> _EXERCISE GOAL_:
Reproduce the data below word for word.

*** EXERCISE DATA ***

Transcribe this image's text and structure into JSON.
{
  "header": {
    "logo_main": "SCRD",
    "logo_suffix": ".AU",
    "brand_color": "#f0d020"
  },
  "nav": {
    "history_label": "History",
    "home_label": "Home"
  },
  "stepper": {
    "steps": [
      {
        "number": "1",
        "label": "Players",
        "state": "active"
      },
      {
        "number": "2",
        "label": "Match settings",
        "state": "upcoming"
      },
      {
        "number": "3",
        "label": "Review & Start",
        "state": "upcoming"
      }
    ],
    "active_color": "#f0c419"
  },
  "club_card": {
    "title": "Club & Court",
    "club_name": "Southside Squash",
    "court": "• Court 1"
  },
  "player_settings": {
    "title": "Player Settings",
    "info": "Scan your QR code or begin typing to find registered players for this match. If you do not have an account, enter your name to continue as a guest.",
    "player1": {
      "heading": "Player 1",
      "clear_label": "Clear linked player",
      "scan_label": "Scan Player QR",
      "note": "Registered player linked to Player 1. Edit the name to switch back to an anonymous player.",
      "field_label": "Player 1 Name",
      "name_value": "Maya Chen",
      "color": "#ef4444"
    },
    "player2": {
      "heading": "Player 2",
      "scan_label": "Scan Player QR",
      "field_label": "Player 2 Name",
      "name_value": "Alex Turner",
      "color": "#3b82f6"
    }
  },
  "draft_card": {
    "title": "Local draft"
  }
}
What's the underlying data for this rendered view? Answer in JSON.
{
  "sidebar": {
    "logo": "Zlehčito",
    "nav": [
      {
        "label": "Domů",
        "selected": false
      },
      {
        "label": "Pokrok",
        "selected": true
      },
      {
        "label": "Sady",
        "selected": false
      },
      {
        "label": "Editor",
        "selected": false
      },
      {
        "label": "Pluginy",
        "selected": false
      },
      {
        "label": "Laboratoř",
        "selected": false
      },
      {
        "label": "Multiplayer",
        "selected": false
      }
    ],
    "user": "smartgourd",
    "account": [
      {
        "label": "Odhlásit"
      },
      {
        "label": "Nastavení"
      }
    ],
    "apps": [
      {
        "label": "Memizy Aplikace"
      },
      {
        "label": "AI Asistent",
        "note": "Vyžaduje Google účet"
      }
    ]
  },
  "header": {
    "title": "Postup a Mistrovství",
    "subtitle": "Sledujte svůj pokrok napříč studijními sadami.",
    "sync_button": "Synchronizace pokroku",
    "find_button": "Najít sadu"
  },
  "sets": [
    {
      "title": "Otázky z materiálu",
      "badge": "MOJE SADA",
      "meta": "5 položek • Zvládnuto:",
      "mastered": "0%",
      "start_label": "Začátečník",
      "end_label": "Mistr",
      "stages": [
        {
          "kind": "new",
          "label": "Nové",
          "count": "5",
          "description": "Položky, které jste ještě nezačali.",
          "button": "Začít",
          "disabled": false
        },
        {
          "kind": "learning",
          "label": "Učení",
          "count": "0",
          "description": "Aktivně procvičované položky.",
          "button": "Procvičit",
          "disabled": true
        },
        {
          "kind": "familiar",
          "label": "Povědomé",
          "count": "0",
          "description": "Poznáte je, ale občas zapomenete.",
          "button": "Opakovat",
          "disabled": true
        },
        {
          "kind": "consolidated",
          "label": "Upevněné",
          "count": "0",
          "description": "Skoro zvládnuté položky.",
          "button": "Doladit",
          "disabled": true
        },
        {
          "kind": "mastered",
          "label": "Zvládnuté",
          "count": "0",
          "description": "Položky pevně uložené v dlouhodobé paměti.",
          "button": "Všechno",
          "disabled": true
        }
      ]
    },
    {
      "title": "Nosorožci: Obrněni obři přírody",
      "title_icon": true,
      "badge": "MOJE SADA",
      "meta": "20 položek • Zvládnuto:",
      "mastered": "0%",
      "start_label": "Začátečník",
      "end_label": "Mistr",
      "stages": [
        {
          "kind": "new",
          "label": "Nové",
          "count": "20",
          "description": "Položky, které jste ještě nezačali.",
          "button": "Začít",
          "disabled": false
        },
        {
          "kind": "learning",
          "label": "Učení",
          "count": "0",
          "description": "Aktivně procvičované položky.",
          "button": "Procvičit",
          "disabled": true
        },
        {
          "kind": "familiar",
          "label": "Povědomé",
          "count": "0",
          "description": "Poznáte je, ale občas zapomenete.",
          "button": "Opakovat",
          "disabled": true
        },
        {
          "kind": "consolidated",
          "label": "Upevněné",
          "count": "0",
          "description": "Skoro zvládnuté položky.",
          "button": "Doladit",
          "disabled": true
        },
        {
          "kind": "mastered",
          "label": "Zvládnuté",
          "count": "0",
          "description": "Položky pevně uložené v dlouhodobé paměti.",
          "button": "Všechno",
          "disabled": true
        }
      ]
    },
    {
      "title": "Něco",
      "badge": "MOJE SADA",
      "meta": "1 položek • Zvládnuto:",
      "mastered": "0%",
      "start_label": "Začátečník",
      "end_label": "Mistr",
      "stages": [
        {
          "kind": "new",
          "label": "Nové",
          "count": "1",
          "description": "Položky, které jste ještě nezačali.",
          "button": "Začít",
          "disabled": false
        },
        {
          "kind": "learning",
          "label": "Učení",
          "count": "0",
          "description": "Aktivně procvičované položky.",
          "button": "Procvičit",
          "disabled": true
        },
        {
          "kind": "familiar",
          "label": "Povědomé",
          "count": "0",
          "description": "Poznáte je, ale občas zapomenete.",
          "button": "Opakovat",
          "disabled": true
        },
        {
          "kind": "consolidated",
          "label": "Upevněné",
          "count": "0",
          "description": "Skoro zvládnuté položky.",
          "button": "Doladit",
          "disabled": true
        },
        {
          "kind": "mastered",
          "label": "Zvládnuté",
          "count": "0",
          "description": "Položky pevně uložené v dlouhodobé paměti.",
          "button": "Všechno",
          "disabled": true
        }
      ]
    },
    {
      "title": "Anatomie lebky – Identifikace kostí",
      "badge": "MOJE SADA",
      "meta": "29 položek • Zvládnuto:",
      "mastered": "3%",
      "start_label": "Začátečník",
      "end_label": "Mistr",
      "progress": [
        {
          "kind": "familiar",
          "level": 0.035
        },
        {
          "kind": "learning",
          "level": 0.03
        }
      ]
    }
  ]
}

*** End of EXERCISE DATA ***

> _TASK OUTPUT_:
Transcribe this image's text and structure into JSON.
{
  "header": {
    "logo_main": "SCRD",
    "logo_suffix": ".AU",
    "brand_color": "#f0d020"
  },
  "nav": {
    "history_label": "History",
    "home_label": "Home"
  },
  "stepper": {
    "steps": [
      {
        "number": "1",
        "label": "Players",
        "state": "active"
      },
      {
        "number": "2",
        "label": "Match settings",
        "state": "upcoming"
      },
      {
        "number": "3",
        "label": "Review & Start",
        "state": "upcoming"
      }
    ],
    "active_color": "#f0c419"
  },
  "club_card": {
    "title": "Club & Court",
    "club_name": "Southside Squash",
    "court": "• Court 1"
  },
  "player_settings": {
    "title": "Player Settings",
    "info": "Scan your QR code or begin typing to find registered players for this match. If you do not have an account, enter your name to continue as a guest.",
    "player1": {
      "heading": "Player 1",
      "clear_label": "Clear linked player",
      "scan_label": "Scan Player QR",
      "note": "Registered player linked to Player 1. Edit the name to switch back to an anonymous player.",
      "field_label": "Player 1 Name",
      "name_value": "Maya Chen",
      "color": "#ef4444"
    },
    "player2": {
      "heading": "Player 2",
      "scan_label": "Scan Player QR",
      "field_label": "Player 2 Name",
      "name_value": "Alex Turner",
      "color": "#3b82f6"
    }
  },
  "draft_card": {
    "title": "Local draft"
  }
}
What's the underlying data for this rendered view? Answer in JSON.
{
  "sidebar": {
    "logo": "Zlehčito",
    "nav": [
      {
        "label": "Domů",
        "selected": false
      },
      {
        "label": "Pokrok",
        "selected": true
      },
      {
        "label": "Sady",
        "selected": false
      },
      {
        "label": "Editor",
        "selected": false
      },
      {
        "label": "Pluginy",
        "selected": false
      },
      {
        "label": "Laboratoř",
        "selected": false
      },
      {
        "label": "Multiplayer",
        "selected": false
      }
    ],
    "user": "smartgourd",
    "account": [
      {
        "label": "Odhlásit"
      },
      {
        "label": "Nastavení"
      }
    ],
    "apps": [
      {
        "label": "Memizy Aplikace"
      },
      {
        "label": "AI Asistent",
        "note": "Vyžaduje Google účet"
      }
    ]
  },
  "header": {
    "title": "Postup a Mistrovství",
    "subtitle": "Sledujte svůj pokrok napříč studijními sadami.",
    "sync_button": "Synchronizace pokroku",
    "find_button": "Najít sadu"
  },
  "sets": [
    {
      "title": "Otázky z materiálu",
      "badge": "MOJE SADA",
      "meta": "5 položek • Zvládnuto:",
      "mastered": "0%",
      "start_label": "Začátečník",
      "end_label": "Mistr",
      "stages": [
        {
          "kind": "new",
          "label": "Nové",
          "count": "5",
          "description": "Položky, které jste ještě nezačali.",
          "button": "Začít",
          "disabled": false
        },
        {
          "kind": "learning",
          "label": "Učení",
          "count": "0",
          "description": "Aktivně procvičované položky.",
          "button": "Procvičit",
          "disabled": true
        },
        {
          "kind": "familiar",
          "label": "Povědomé",
          "count": "0",
          "description": "Poznáte je, ale občas zapomenete.",
          "button": "Opakovat",
          "disabled": true
        },
        {
          "kind": "consolidated",
          "label": "Upevněné",
          "count": "0",
          "description": "Skoro zvládnuté položky.",
          "button": "Doladit",
          "disabled": true
        },
        {
          "kind": "mastered",
          "label": "Zvládnuté",
          "count": "0",
          "description": "Položky pevně uložené v dlouhodobé paměti.",
          "button": "Všechno",
          "disabled": true
        }
      ]
    },
    {
      "title": "Nosorožci: Obrněni obři přírody",
      "title_icon": true,
      "badge": "MOJE SADA",
      "meta": "20 položek • Zvládnuto:",
      "mastered": "0%",
      "start_label": "Začátečník",
      "end_label": "Mistr",
      "stages": [
        {
          "kind": "new",
          "label": "Nové",
          "count": "20",
          "description": "Položky, které jste ještě nezačali.",
          "button": "Začít",
          "disabled": false
        },
        {
          "kind": "learning",
          "label": "Učení",
          "count": "0",
          "description": "Aktivně procvičované položky.",
          "button": "Procvičit",
          "disabled": true
        },
        {
          "kind": "familiar",
          "label": "Povědomé",
          "count": "0",
          "description": "Poznáte je, ale občas zapomenete.",
          "button": "Opakovat",
          "disabled": true
        },
        {
          "kind": "consolidated",
          "label": "Upevněné",
          "count": "0",
          "description": "Skoro zvládnuté položky.",
          "button": "Doladit",
          "disabled": true
        },
        {
          "kind": "mastered",
          "label": "Zvládnuté",
          "count": "0",
          "description": "Položky pevně uložené v dlouhodobé paměti.",
          "button": "Všechno",
          "disabled": true
        }
      ]
    },
    {
      "title": "Něco",
      "badge": "MOJE SADA",
      "meta": "1 položek • Zvládnuto:",
      "mastered": "0%",
      "start_label": "Začátečník",
      "end_label": "Mistr",
      "stages": [
        {
          "kind": "new",
          "label": "Nové",
          "count": "1",
          "description": "Položky, které jste ještě nezačali.",
          "button": "Začít",
          "disabled": false
        },
        {
          "kind": "learning",
          "label": "Učení",
          "count": "0",
          "description": "Aktivně procvičované položky.",
          "button": "Procvičit",
          "disabled": true
        },
        {
          "kind": "familiar",
          "label": "Povědomé",
          "count": "0",
          "description": "Poznáte je, ale občas zapomenete.",
          "button": "Opakovat",
          "disabled": true
        },
        {
          "kind": "consolidated",
          "label": "Upevněné",
          "count": "0",
          "description": "Skoro zvládnuté položky.",
          "button": "Doladit",
          "disabled": true
        },
        {
          "kind": "mastered",
          "label": "Zvládnuté",
          "count": "0",
          "description": "Položky pevně uložené v dlouhodobé paměti.",
          "button": "Všechno",
          "disabled": true
        }
      ]
    },
    {
      "title": "Anatomie lebky – Identifikace kostí",
      "badge": "MOJE SADA",
      "meta": "29 položek • Zvládnuto:",
      "mastered": "3%",
      "start_label": "Začátečník",
      "end_label": "Mistr",
      "progress": [
        {
          "kind": "familiar",
          "level": 0.035
        },
        {
          "kind": "learning",
          "level": 0.03
        }
      ]
    }
  ]
}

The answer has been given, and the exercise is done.